PR in the Service Economy: Eight Ways to Build a B2B Reputation
Are you doing PR for a B2B company that provides a service? Yes, that means you, all lawyers, consultants, financial advisors, asset managers, software developers and search firms. In fact more than half of the US GDP has come from services companies since 1982 , which is why marketing intangibles is a critical skill in our world.
Last week, I had the opportunity to make a presentation to the St. Louis chapter of PRSA on this topic – which is based on multiple conversations with my fellow BlissPR colleagues about how we help our clients achieve their business goals.
B2B service companies are great clients because they stretch us to come up with a clear vantage point on technical and often enterprise level matters. But they can also be tough clients because they are very busy, as well as risk averse and slow to adopt change. When we are faced with creating a new campaign, here are some of the things we think about to get out of the traditional “lather, rinse, repeat” kind of PR. Here is what I said in St. Louis – what have I missed? (Want to make sure you see this, @tressalynne)
- Raise the Altitude. First, get up above product. If you are discussing the features and benefits of what the company sells, you won’t get the audience’s full attention. It’s like looking at photos of someone else’s kids. Find out what the audience truly cares about, and focus on that. Here’s a great example of a major financial company surfacing the issues of concern to its customers, who are heads of HR: MetLife’s 8th Annual Employee Benefits Trends Study.

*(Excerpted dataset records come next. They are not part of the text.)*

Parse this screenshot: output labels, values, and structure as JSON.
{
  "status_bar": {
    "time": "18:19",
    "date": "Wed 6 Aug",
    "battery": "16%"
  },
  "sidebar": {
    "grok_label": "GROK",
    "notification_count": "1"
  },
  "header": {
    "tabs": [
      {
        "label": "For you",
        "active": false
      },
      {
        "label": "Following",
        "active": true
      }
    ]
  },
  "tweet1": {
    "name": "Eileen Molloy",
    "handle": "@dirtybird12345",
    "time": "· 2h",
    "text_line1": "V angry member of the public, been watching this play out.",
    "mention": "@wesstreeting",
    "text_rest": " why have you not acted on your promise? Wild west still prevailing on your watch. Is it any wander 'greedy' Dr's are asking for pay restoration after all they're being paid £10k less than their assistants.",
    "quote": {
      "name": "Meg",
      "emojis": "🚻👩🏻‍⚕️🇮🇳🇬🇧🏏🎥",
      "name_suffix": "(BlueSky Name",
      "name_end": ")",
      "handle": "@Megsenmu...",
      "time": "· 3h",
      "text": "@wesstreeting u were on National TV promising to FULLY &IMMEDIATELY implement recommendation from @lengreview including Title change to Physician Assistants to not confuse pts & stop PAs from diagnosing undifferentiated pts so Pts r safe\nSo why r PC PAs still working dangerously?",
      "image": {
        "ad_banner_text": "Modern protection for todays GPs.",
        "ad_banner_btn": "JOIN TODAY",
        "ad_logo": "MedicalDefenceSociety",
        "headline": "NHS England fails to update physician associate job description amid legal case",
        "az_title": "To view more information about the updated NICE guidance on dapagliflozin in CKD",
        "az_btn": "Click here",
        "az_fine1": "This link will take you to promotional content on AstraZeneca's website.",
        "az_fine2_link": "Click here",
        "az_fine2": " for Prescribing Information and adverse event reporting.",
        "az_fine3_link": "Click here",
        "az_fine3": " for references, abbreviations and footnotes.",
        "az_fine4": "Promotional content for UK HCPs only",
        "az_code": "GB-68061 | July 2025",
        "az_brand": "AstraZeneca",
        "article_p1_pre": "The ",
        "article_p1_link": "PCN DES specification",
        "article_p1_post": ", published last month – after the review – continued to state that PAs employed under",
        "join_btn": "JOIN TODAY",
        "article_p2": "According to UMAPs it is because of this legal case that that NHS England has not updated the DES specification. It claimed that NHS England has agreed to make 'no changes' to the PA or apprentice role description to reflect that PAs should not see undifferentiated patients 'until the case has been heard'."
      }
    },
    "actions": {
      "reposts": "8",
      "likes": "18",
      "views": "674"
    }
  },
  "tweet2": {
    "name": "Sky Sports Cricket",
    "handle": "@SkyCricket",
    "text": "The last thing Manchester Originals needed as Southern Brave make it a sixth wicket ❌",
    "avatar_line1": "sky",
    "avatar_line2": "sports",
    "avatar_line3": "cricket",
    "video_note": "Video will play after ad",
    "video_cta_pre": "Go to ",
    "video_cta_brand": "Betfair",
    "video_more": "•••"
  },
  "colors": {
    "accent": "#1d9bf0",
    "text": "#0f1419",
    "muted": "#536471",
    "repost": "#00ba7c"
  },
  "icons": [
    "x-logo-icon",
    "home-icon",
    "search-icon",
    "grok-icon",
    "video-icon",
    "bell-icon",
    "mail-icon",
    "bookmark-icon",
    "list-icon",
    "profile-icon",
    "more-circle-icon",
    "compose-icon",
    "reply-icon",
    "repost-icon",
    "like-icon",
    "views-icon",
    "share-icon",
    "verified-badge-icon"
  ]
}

- Carve out an Issue to Own. Second, don’t be afraid to make an idea the hero of the moment. The idea can be an issue, a trend, a topic area – think “privacy” or “motivation” or “risk” or “capital flows” — but it’s not the product. Then build a microsite or a blog or a strong point of view around that. We have seen consulting firms take this tack, and predict that corporations will do so as well.
- Be of Service to the Communities you Care About. What does your client know that can help the communities that they serve? How can you help them do their own business better? Often, research, benchmark data, opinion, counsel can be packaged in a way that galvanizes decision-making. Here’s an example: BDO’s Retail Survey.
- Enter the Ongoing Conversation. If your client is discussing a topic that matters, and has a point of view or research that extends the conversation, then you better be finding the right dialogues, and the people (bloggers) who are influencing them. Addict-o-matic is a great way to find them.
- Learn to Share. Once you have created your content, deliver it in many forms and formats. SMPRs, video, data nuggets, how to advice, predictions. And don’t be afraid to partner with a media outlet to deliver all that content goodness. Here’s an example of what we mean: Bloomberg BusinessWeek.com/Hay Group Study Identifies Best Companies for Leadership.
- Don’t Hog the Microphone. When your client is the only one talking –even if he or she is the smartest person in the room, it’s less interesting than if you invite other voices in to the discussion. Open it up and more people will listen. That’s what they found at McKinsey’s whatmatters microsite.
- Get Local. If there’s a national trend – movement of some kind, whether it’s a rule change, a regulation, legislation – there will likely be local fallout. Capture it! People care about changes and problems happening in their own backyards, and are more likely to pick up the phone and call someone in their own area for help.
- Build Your own Community. In the old days, we used trade media to reach niche markets. Not so much anymore. Plus niche markets are getting nichier. Sometimes you find them, sometimes you have to help your clients create them. So if it’s CFOs of Canadian natural resources companies, or hospital facilities managers in the southwest, or med students who care about TB, or meeting planners for financial services companies, sometimes it’s easiest to build your own audience.
To reach Abby: